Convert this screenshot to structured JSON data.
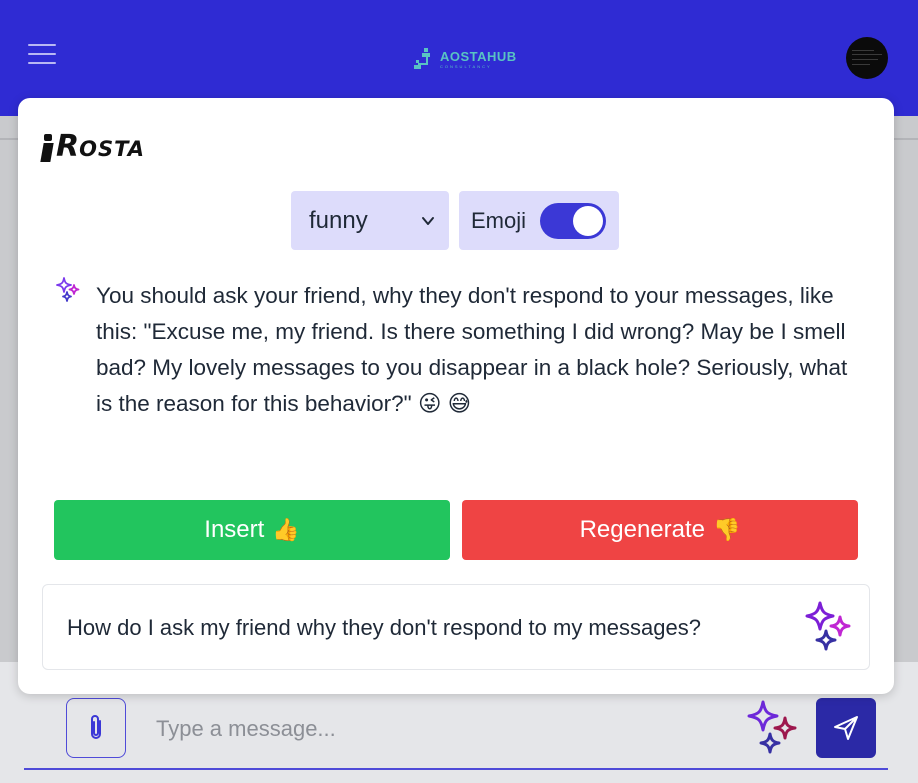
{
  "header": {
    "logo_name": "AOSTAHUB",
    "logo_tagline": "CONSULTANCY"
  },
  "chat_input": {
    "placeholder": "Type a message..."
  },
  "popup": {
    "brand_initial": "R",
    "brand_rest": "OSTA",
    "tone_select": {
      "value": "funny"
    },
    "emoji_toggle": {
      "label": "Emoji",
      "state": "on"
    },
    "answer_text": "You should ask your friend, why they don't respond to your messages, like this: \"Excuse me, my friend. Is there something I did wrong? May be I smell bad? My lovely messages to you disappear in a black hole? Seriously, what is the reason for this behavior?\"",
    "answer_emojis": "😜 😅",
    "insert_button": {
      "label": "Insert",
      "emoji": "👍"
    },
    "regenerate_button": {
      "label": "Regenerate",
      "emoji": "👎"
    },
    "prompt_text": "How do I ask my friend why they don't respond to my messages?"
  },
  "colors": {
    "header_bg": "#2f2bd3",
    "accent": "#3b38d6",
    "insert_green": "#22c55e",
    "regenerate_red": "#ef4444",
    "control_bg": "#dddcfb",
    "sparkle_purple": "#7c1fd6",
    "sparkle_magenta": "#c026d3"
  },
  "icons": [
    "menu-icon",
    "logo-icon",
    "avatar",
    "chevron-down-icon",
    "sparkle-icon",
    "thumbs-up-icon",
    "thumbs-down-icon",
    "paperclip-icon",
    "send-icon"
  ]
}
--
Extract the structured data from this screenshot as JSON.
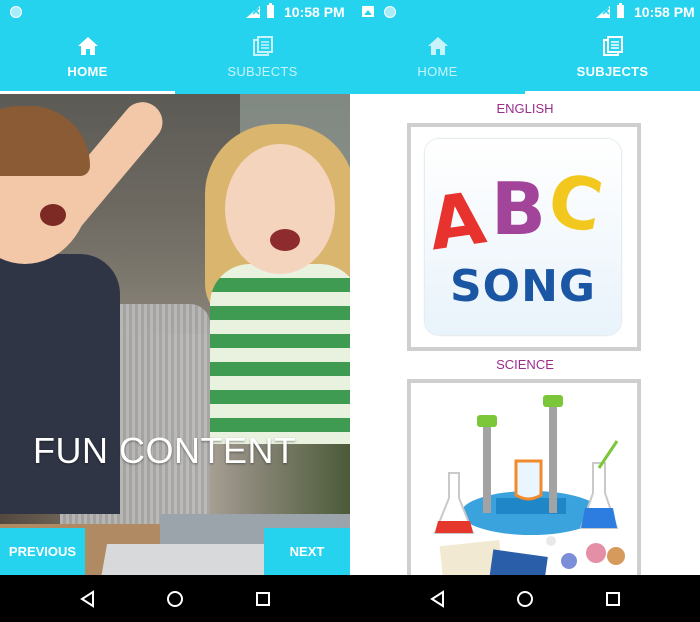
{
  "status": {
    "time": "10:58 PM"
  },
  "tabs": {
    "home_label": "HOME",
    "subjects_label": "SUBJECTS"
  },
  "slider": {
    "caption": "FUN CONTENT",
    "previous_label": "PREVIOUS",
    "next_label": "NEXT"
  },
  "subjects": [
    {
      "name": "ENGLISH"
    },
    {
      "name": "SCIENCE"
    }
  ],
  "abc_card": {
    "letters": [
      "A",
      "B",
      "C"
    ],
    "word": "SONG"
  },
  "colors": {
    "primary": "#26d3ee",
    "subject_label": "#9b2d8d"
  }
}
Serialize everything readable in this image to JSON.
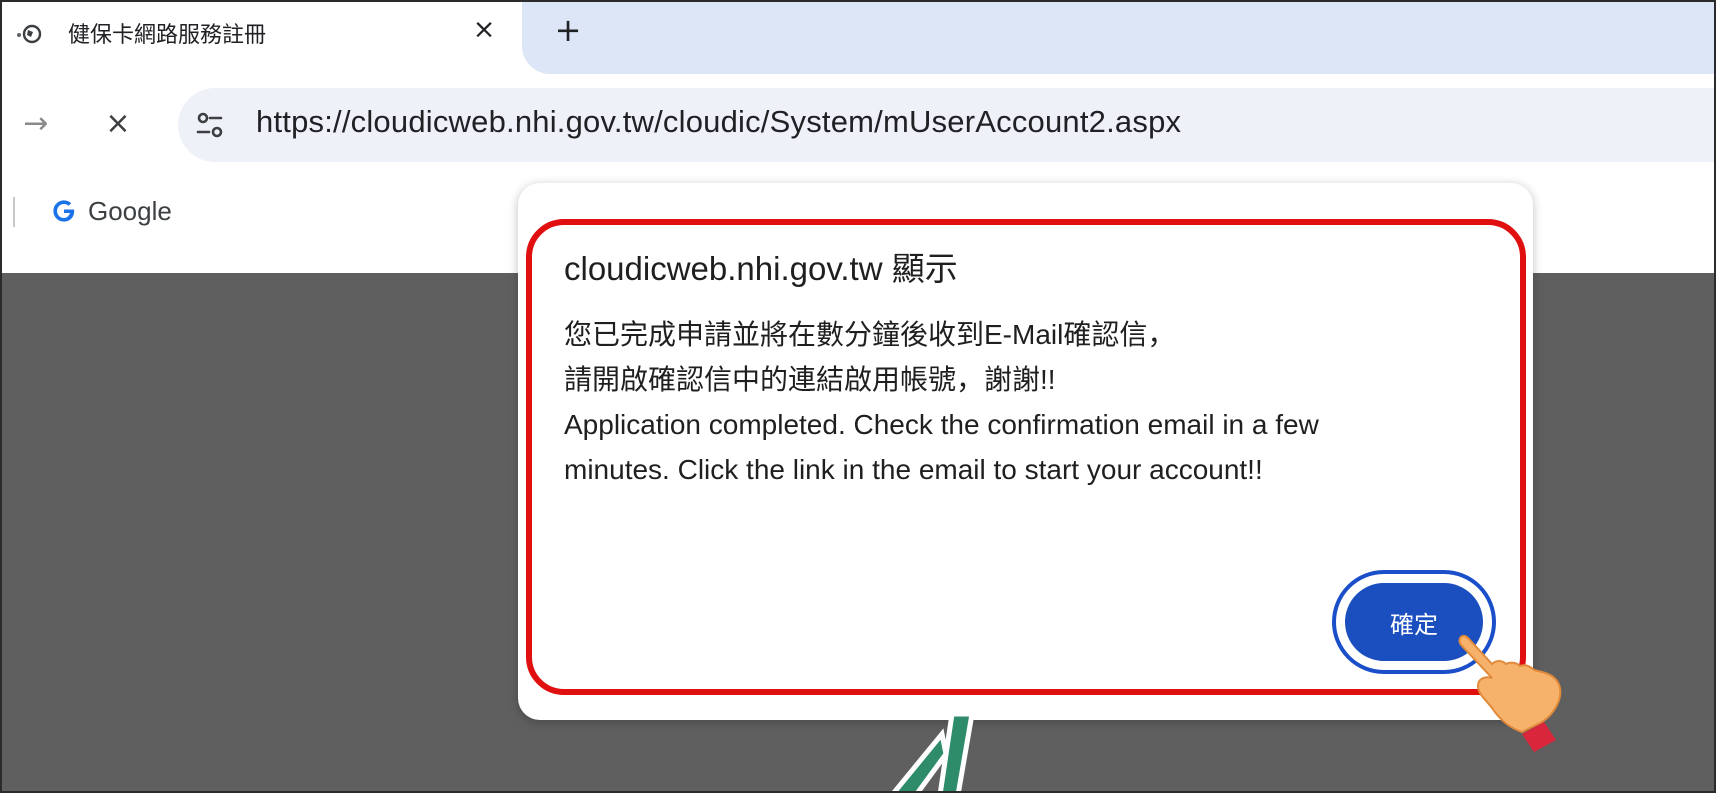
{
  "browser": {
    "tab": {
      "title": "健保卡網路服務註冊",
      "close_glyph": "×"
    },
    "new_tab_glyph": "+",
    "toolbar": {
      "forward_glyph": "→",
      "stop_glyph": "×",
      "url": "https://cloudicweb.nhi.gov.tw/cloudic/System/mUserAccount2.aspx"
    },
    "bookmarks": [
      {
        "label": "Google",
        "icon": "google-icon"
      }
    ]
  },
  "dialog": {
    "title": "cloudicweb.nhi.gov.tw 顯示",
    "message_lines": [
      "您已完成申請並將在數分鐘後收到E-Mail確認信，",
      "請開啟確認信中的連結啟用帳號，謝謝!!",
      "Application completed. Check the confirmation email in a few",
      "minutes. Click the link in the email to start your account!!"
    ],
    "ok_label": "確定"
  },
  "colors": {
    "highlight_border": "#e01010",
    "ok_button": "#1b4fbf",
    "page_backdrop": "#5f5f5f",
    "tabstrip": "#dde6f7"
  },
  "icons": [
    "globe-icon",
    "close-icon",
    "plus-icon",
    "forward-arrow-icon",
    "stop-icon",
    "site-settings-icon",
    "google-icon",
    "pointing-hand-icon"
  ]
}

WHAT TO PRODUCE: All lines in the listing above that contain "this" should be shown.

SOLUTION TO THE PROBLEM:
Convert this screenshot to structured JSON data.
    "answer_text": "You should ask your friend, why they don't respond to your messages, like this: \"Excuse me, my friend. Is there something I did wrong? May be I smell bad? My lovely messages to you disappear in a black hole? Seriously, what is the reason for this behavior?\"",
Extract the structured data from this screenshot as JSON.
Serialize everything readable in this image to JSON.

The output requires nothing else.